SUPPLIED DATA:
+++

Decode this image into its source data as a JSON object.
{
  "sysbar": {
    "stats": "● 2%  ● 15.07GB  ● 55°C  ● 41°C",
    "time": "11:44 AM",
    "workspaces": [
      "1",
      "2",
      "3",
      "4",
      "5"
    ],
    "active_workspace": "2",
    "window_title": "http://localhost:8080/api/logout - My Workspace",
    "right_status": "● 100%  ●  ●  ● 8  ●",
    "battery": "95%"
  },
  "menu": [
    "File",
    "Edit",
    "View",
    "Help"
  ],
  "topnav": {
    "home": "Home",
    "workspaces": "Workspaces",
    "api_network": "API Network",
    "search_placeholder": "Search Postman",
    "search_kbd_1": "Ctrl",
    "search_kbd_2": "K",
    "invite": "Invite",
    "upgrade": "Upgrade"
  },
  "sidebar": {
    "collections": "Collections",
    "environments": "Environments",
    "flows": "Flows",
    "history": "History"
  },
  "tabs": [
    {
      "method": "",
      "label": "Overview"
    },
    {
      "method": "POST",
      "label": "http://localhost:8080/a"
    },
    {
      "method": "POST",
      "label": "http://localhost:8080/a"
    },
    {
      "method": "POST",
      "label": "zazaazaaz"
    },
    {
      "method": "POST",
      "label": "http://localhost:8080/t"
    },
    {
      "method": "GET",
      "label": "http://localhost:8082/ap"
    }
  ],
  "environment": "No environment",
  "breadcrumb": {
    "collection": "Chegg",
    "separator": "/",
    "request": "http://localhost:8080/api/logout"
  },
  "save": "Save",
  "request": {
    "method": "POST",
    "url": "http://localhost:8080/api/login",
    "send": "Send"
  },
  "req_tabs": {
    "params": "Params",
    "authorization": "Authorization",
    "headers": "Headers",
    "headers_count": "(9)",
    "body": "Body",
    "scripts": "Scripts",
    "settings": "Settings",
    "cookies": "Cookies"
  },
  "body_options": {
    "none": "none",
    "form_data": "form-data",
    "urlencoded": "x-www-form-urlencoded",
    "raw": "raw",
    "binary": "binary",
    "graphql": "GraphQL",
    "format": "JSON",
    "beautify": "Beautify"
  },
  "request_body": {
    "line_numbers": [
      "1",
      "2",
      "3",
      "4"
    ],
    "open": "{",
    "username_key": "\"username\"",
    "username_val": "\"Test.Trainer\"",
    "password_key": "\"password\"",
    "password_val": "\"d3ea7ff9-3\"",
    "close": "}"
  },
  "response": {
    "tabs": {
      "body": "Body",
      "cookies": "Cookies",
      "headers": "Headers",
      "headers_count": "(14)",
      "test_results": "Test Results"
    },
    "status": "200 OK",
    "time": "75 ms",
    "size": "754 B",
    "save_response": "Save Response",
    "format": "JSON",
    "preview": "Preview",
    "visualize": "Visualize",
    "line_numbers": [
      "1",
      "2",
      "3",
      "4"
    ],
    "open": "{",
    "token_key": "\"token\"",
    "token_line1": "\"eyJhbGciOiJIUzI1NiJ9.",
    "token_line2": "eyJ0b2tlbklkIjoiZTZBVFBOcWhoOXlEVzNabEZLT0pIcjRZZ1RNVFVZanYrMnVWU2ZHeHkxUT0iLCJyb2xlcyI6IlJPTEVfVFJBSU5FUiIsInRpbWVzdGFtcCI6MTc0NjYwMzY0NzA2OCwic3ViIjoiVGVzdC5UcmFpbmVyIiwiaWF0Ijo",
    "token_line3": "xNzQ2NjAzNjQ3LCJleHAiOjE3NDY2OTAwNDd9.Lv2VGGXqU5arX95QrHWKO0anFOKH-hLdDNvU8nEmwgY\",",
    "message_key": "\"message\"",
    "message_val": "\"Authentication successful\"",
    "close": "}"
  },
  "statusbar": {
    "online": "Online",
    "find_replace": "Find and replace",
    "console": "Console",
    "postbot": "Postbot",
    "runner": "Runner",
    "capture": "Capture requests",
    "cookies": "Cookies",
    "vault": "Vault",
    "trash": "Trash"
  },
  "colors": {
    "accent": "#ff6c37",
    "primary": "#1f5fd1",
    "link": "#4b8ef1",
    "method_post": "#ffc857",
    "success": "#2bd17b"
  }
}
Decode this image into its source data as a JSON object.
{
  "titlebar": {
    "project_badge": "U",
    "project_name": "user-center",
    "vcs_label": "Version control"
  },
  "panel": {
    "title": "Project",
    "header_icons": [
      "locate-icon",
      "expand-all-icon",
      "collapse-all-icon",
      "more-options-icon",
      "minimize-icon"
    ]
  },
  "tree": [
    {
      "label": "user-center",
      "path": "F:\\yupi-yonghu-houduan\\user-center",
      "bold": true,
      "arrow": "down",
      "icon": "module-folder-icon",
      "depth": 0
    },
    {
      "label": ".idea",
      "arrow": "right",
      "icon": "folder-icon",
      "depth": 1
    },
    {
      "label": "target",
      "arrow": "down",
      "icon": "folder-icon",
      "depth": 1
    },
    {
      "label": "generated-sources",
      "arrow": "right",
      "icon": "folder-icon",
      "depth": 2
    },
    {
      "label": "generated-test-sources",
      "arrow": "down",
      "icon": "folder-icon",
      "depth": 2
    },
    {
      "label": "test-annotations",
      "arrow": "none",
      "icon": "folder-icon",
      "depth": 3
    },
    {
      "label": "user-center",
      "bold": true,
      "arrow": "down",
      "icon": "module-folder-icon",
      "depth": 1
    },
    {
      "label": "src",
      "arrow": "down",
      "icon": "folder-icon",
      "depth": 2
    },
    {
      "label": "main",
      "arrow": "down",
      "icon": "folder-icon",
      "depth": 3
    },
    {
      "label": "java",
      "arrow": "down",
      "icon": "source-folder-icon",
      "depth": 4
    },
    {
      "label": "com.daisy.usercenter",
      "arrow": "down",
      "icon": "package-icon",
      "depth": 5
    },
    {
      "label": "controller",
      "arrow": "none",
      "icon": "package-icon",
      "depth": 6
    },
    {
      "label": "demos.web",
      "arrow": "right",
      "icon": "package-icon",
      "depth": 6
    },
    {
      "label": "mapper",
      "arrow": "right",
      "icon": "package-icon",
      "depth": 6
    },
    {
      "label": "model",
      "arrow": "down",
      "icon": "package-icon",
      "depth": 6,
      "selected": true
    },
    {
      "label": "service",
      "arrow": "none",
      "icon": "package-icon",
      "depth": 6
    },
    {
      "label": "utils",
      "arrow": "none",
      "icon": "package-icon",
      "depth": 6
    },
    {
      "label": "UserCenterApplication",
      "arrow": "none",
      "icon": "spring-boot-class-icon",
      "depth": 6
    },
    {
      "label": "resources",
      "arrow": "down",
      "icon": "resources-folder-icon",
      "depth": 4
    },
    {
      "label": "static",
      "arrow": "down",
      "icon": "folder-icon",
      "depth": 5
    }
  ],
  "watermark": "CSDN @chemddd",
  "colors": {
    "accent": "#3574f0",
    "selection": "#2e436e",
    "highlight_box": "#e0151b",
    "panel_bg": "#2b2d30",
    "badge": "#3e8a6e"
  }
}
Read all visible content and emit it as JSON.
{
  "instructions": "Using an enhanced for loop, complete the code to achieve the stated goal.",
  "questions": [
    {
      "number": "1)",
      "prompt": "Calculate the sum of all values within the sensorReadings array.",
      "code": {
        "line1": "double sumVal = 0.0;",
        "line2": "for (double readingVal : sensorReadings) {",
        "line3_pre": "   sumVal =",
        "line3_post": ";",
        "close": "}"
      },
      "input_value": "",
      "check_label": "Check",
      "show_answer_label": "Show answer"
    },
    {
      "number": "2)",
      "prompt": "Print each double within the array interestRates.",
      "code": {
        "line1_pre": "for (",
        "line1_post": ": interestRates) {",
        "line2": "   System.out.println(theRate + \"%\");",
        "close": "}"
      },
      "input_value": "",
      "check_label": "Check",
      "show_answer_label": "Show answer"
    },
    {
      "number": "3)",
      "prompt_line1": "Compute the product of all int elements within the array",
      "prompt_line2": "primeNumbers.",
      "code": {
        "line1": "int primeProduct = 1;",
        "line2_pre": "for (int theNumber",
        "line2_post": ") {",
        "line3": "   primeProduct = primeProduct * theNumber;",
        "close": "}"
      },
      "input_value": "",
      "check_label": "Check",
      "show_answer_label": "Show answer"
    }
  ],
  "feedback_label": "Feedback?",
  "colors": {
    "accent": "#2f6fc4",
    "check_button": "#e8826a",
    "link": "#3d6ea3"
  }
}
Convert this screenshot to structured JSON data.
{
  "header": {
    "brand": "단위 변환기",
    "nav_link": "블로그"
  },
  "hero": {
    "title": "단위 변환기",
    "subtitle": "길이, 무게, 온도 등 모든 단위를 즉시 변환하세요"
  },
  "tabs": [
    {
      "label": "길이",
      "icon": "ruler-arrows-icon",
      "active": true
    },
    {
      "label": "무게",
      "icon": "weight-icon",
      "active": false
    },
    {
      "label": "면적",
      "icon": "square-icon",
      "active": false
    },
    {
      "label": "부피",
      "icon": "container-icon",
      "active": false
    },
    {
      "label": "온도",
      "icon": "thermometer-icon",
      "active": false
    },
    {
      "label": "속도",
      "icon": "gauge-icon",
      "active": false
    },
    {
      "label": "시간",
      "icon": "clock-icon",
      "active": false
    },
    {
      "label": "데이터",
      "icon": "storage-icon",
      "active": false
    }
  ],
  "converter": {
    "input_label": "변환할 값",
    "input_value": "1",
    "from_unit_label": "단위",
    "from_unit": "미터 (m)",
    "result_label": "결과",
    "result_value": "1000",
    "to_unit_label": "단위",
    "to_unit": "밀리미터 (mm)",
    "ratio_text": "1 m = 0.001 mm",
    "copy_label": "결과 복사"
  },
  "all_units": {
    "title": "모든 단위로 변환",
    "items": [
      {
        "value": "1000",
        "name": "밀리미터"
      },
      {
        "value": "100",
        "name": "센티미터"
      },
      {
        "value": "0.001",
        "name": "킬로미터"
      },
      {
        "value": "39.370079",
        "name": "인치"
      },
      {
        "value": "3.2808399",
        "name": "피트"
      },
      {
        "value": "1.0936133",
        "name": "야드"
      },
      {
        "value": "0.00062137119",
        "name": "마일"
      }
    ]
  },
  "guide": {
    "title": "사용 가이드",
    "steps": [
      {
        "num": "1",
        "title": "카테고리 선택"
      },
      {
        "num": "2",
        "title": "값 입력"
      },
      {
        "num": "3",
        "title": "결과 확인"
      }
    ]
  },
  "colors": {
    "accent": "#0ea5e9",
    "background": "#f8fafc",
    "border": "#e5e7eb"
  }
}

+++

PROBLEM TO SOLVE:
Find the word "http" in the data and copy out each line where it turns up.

SOLUTION FOR THIS PROBLEM:
    "window_title": "http://localhost:8080/api/logout - My Workspace",
      "label": "http://localhost:8080/a"
      "label": "http://localhost:8080/a"
      "label": "http://localhost:8080/t"
      "label": "http://localhost:8082/ap"
    "request": "http://localhost:8080/api/logout"
    "url": "http://localhost:8080/api/login",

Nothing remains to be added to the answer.